━━━ DATA FOR THE TASK

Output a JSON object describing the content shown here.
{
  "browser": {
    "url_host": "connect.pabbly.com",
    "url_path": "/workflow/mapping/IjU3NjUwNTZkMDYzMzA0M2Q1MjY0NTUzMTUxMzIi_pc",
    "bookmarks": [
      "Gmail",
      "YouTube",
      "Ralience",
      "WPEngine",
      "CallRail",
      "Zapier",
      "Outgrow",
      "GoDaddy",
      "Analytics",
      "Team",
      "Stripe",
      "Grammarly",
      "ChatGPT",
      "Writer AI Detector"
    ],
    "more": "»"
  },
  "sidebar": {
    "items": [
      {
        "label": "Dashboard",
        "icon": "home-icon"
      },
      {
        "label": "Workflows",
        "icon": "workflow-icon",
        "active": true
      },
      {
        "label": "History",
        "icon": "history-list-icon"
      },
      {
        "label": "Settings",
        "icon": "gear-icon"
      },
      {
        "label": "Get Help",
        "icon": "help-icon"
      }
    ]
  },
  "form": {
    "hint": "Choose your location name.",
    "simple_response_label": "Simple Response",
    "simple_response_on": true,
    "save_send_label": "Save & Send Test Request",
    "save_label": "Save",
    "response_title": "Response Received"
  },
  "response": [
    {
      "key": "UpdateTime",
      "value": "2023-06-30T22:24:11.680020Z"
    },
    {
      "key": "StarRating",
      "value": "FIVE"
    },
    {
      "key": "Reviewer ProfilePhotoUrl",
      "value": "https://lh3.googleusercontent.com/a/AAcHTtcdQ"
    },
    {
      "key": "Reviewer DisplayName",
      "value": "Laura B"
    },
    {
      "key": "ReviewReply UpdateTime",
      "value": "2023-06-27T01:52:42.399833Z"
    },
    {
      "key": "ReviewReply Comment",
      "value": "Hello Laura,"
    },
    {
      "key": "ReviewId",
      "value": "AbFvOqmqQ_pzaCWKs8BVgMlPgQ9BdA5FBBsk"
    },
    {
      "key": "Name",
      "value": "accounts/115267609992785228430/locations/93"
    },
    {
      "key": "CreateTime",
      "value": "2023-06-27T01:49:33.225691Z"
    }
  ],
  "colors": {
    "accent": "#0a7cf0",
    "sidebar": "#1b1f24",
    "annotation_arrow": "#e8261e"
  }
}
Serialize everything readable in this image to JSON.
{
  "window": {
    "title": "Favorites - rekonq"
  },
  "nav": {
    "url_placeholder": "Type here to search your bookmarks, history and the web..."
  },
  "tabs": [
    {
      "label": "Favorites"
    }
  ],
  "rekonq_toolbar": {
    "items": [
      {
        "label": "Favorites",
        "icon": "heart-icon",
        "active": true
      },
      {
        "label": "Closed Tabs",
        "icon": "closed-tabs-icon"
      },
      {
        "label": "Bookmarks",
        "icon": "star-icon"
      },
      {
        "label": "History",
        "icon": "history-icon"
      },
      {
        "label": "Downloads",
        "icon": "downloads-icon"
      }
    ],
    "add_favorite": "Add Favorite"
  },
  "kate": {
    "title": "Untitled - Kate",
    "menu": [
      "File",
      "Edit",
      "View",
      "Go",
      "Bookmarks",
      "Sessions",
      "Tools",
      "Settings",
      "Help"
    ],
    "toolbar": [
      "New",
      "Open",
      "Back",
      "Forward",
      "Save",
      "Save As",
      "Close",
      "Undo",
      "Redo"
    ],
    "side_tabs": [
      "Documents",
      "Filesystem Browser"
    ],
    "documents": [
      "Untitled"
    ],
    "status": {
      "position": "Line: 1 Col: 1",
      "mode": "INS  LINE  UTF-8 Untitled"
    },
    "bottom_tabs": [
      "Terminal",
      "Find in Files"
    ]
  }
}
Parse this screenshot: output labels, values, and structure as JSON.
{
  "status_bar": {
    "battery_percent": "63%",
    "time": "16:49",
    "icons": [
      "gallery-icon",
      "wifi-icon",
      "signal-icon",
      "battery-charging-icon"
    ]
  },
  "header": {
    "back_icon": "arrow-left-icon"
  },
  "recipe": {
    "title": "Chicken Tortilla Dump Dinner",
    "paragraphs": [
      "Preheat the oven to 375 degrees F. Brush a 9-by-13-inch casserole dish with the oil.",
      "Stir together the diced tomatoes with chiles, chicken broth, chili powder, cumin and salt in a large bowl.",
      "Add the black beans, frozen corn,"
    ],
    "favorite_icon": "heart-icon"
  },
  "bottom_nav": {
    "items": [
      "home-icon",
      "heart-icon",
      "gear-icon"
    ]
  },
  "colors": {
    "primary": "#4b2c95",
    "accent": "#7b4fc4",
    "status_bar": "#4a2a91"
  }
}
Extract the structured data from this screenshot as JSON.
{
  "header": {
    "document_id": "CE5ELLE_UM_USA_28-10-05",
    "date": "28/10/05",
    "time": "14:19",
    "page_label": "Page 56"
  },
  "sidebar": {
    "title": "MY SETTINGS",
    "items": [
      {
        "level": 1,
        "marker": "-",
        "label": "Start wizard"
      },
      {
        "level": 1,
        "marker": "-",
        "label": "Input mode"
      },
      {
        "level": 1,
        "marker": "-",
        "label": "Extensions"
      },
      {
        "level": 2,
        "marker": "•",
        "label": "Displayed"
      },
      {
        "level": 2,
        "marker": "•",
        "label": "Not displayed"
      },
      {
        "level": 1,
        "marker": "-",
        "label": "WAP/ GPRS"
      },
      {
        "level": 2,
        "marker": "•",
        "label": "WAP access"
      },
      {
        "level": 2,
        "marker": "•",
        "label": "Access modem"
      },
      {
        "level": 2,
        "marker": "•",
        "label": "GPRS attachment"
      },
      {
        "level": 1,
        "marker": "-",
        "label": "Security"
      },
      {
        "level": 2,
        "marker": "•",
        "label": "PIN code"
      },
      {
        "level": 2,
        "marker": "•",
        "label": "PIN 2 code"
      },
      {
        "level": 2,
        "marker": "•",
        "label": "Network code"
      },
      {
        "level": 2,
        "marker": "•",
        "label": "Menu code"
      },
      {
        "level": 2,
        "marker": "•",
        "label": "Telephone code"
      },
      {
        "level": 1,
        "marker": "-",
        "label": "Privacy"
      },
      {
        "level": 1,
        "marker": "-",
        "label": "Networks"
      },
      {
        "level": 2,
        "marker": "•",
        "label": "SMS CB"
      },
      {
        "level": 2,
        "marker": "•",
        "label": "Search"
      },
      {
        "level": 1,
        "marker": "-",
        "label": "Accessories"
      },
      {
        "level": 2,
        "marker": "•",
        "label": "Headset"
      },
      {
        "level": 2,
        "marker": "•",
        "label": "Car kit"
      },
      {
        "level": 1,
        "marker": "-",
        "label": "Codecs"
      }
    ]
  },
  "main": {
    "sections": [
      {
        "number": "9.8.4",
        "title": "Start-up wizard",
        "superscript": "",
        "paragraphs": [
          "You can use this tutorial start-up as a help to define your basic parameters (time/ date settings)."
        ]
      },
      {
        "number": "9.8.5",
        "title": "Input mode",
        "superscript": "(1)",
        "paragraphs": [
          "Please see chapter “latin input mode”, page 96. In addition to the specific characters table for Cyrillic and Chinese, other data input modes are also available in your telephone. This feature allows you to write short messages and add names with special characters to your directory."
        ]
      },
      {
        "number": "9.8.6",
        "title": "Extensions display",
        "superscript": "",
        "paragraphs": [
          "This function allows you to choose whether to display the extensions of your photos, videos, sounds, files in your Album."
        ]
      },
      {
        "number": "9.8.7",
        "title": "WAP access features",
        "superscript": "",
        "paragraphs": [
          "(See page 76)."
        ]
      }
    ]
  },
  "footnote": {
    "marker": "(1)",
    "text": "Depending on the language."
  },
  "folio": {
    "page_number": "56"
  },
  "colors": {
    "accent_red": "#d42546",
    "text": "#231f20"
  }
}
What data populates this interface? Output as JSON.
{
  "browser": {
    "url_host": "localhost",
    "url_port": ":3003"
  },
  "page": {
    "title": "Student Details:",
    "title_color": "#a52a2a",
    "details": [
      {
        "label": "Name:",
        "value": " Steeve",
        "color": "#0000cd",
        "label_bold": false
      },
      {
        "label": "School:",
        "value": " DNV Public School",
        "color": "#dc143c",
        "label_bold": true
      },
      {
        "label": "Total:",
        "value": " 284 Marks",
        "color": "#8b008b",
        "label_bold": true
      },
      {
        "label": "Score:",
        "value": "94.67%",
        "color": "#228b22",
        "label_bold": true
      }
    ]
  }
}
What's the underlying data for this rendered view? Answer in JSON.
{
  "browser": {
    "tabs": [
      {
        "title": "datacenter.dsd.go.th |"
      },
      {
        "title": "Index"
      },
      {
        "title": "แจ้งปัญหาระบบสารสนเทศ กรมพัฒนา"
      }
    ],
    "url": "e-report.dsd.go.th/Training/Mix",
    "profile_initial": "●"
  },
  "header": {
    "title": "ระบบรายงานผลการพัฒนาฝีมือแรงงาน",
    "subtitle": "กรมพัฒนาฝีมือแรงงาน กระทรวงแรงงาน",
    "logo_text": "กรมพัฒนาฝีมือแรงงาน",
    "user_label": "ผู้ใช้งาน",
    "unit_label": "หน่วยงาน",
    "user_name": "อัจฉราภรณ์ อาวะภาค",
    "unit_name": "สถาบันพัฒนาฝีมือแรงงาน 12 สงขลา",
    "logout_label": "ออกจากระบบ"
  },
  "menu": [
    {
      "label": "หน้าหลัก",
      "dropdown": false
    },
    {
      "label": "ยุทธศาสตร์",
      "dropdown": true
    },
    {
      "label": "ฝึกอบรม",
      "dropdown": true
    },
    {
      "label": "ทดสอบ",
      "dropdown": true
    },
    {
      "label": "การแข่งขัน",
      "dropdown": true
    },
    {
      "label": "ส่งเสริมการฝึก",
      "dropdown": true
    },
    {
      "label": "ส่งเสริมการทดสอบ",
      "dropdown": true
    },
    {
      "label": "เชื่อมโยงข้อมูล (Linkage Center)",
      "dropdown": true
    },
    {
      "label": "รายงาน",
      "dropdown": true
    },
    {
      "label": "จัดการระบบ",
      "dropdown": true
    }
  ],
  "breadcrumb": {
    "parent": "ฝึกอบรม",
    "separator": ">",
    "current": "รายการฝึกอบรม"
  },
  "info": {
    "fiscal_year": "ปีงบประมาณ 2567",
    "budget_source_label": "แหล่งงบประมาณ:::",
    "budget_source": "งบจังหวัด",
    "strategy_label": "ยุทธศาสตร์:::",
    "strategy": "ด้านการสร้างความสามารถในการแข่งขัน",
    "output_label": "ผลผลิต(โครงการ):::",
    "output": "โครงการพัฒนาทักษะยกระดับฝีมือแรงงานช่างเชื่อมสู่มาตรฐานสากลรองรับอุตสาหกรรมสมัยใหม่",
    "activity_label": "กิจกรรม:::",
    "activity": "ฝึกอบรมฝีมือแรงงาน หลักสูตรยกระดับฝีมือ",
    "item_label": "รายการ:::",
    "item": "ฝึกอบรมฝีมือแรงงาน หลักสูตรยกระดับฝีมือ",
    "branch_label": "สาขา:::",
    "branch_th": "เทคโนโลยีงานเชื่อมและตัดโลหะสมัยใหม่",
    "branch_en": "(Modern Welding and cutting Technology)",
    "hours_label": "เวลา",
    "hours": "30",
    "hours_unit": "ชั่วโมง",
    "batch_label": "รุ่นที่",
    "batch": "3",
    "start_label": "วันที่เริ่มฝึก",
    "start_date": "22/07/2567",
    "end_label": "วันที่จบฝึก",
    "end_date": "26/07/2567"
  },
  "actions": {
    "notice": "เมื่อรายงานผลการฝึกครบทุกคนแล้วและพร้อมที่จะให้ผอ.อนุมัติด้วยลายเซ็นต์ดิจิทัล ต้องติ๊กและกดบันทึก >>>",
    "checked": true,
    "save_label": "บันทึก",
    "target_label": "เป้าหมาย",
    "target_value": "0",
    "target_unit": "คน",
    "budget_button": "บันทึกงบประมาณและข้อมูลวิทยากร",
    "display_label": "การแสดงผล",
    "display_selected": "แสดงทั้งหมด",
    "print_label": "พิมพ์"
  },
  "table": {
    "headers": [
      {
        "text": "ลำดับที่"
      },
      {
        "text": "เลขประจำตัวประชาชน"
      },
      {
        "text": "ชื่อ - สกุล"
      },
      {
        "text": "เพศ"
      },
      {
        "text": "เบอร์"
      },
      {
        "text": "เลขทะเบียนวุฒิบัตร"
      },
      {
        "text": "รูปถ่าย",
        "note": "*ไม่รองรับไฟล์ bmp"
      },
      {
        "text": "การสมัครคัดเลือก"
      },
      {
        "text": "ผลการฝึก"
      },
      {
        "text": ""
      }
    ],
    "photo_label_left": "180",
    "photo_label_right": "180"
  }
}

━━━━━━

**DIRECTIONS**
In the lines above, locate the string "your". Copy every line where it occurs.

**SOLUTION FOR THIS TASK**
    "hint": "Choose your location name.",
    "url_placeholder": "Type here to search your bookmarks, history and the web..."
          "You can use this tutorial start-up as a help to define your basic parameters (time/ date settings)."
          "Please see chapter “latin input mode”, page 96. In addition to the specific characters table for Cyrillic and Chinese, other data input modes are also available in your telephone. This feature allows you to write short messages and add names with special characters to your directory."
          "This function allows you to choose whether to display the extensions of your photos, videos, sounds, files in your Album."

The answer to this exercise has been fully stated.